[Source data]
----

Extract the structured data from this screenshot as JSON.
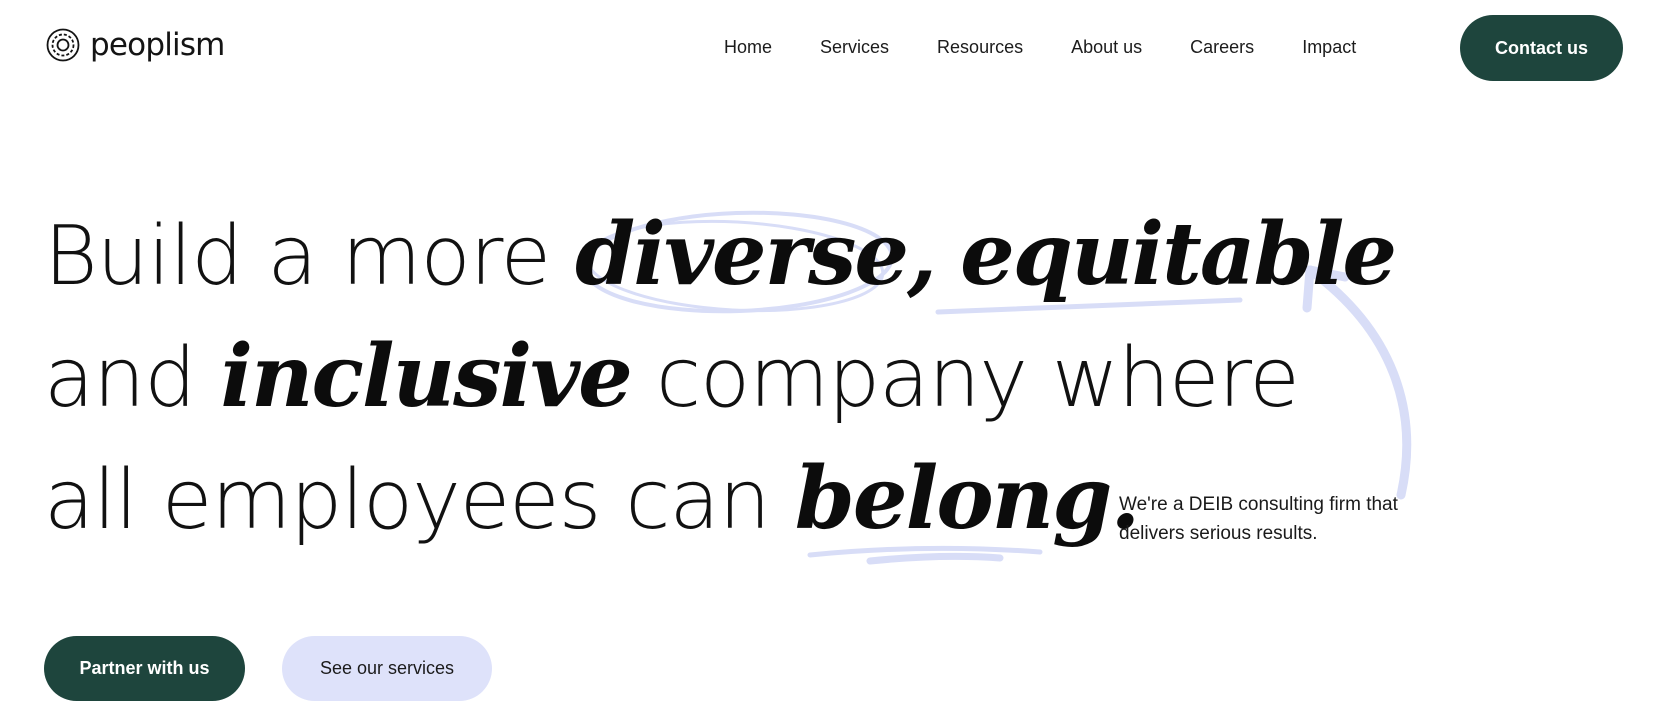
{
  "brand": {
    "name": "peoplism",
    "logo_icon": "concentric-circles-logo-icon"
  },
  "nav": {
    "items": [
      {
        "label": "Home"
      },
      {
        "label": "Services"
      },
      {
        "label": "Resources"
      },
      {
        "label": "About us"
      },
      {
        "label": "Careers"
      },
      {
        "label": "Impact"
      }
    ],
    "cta_label": "Contact us"
  },
  "hero": {
    "line1": {
      "pre": "Build a more ",
      "script1": "diverse,",
      "script2": "equitable"
    },
    "line2": {
      "pre": "and ",
      "script": "inclusive",
      "post": " company where"
    },
    "line3": {
      "pre": "all employees can ",
      "script": "belong."
    },
    "tagline": "We're a DEIB consulting firm that delivers serious results.",
    "primary_cta": "Partner with us",
    "secondary_cta": "See our services"
  },
  "colors": {
    "primary": "#1e453d",
    "accent_light": "#dee2fa",
    "doodle": "#d8ddf7",
    "text": "#141414",
    "background": "#ffffff"
  }
}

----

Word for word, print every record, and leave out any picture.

# WRITTEN ANSWER
Extract the structured data from this screenshot as JSON.
{
  "brand": {
    "name": "peoplism",
    "logo_icon": "concentric-circles-logo-icon"
  },
  "nav": {
    "items": [
      {
        "label": "Home"
      },
      {
        "label": "Services"
      },
      {
        "label": "Resources"
      },
      {
        "label": "About us"
      },
      {
        "label": "Careers"
      },
      {
        "label": "Impact"
      }
    ],
    "cta_label": "Contact us"
  },
  "hero": {
    "line1": {
      "pre": "Build a more ",
      "script1": "diverse,",
      "script2": "equitable"
    },
    "line2": {
      "pre": "and ",
      "script": "inclusive",
      "post": " company where"
    },
    "line3": {
      "pre": "all employees can ",
      "script": "belong."
    },
    "tagline": "We're a DEIB consulting firm that delivers serious results.",
    "primary_cta": "Partner with us",
    "secondary_cta": "See our services"
  },
  "colors": {
    "primary": "#1e453d",
    "accent_light": "#dee2fa",
    "doodle": "#d8ddf7",
    "text": "#141414",
    "background": "#ffffff"
  }
}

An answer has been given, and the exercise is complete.